* Task
An exact, complete copy of the data that follows is needed.

>>>

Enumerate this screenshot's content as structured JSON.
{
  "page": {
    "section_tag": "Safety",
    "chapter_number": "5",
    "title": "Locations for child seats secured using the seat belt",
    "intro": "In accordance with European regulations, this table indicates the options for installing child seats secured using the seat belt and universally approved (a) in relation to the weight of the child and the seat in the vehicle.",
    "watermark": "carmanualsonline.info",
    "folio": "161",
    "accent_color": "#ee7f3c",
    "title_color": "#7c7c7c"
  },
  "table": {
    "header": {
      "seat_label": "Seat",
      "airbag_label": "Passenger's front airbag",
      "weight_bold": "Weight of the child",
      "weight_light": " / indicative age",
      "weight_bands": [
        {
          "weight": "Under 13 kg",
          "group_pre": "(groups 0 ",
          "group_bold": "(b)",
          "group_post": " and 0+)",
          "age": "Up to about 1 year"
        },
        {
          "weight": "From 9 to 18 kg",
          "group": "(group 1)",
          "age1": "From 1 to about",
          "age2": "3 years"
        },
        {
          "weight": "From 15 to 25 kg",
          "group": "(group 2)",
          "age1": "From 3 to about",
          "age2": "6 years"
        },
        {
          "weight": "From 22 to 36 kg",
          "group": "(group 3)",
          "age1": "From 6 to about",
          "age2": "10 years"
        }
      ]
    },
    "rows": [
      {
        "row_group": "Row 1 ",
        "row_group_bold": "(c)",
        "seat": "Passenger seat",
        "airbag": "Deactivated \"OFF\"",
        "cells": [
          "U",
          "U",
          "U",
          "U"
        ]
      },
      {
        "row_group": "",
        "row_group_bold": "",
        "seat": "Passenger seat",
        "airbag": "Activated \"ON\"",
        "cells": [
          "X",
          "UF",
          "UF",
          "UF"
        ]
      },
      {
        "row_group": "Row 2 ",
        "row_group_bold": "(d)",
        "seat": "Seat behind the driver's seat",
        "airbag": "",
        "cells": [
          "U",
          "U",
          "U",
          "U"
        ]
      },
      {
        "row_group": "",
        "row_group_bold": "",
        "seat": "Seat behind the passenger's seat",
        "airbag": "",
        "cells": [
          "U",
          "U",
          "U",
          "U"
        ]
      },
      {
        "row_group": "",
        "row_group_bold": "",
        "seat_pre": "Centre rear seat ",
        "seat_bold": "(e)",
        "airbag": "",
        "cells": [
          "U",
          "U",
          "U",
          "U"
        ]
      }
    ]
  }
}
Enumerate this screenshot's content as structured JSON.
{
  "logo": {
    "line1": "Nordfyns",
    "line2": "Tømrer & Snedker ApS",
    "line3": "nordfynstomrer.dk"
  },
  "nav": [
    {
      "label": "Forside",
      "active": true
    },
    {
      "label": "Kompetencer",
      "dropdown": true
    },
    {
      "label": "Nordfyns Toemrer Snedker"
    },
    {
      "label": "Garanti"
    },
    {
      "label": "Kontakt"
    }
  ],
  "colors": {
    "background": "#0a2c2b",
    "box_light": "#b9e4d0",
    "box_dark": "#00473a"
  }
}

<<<

* Response for this exercise
Enumerate this screenshot's content as structured JSON.
{
  "page": {
    "section_tag": "Safety",
    "chapter_number": "5",
    "title": "Locations for child seats secured using the seat belt",
    "intro": "In accordance with European regulations, this table indicates the options for installing child seats secured using the seat belt and universally approved (a) in relation to the weight of the child and the seat in the vehicle.",
    "watermark": "carmanualsonline.info",
    "folio": "161",
    "accent_color": "#ee7f3c",
    "title_color": "#7c7c7c"
  },
  "table": {
    "header": {
      "seat_label": "Seat",
      "airbag_label": "Passenger's front airbag",
      "weight_bold": "Weight of the child",
      "weight_light": " / indicative age",
      "weight_bands": [
        {
          "weight": "Under 13 kg",
          "group_pre": "(groups 0 ",
          "group_bold": "(b)",
          "group_post": " and 0+)",
          "age": "Up to about 1 year"
        },
        {
          "weight": "From 9 to 18 kg",
          "group": "(group 1)",
          "age1": "From 1 to about",
          "age2": "3 years"
        },
        {
          "weight": "From 15 to 25 kg",
          "group": "(group 2)",
          "age1": "From 3 to about",
          "age2": "6 years"
        },
        {
          "weight": "From 22 to 36 kg",
          "group": "(group 3)",
          "age1": "From 6 to about",
          "age2": "10 years"
        }
      ]
    },
    "rows": [
      {
        "row_group": "Row 1 ",
        "row_group_bold": "(c)",
        "seat": "Passenger seat",
        "airbag": "Deactivated \"OFF\"",
        "cells": [
          "U",
          "U",
          "U",
          "U"
        ]
      },
      {
        "row_group": "",
        "row_group_bold": "",
        "seat": "Passenger seat",
        "airbag": "Activated \"ON\"",
        "cells": [
          "X",
          "UF",
          "UF",
          "UF"
        ]
      },
      {
        "row_group": "Row 2 ",
        "row_group_bold": "(d)",
        "seat": "Seat behind the driver's seat",
        "airbag": "",
        "cells": [
          "U",
          "U",
          "U",
          "U"
        ]
      },
      {
        "row_group": "",
        "row_group_bold": "",
        "seat": "Seat behind the passenger's seat",
        "airbag": "",
        "cells": [
          "U",
          "U",
          "U",
          "U"
        ]
      },
      {
        "row_group": "",
        "row_group_bold": "",
        "seat_pre": "Centre rear seat ",
        "seat_bold": "(e)",
        "airbag": "",
        "cells": [
          "U",
          "U",
          "U",
          "U"
        ]
      }
    ]
  }
}
Enumerate this screenshot's content as structured JSON.
{
  "logo": {
    "line1": "Nordfyns",
    "line2": "Tømrer & Snedker ApS",
    "line3": "nordfynstomrer.dk"
  },
  "nav": [
    {
      "label": "Forside",
      "active": true
    },
    {
      "label": "Kompetencer",
      "dropdown": true
    },
    {
      "label": "Nordfyns Toemrer Snedker"
    },
    {
      "label": "Garanti"
    },
    {
      "label": "Kontakt"
    }
  ],
  "colors": {
    "background": "#0a2c2b",
    "box_light": "#b9e4d0",
    "box_dark": "#00473a"
  }
}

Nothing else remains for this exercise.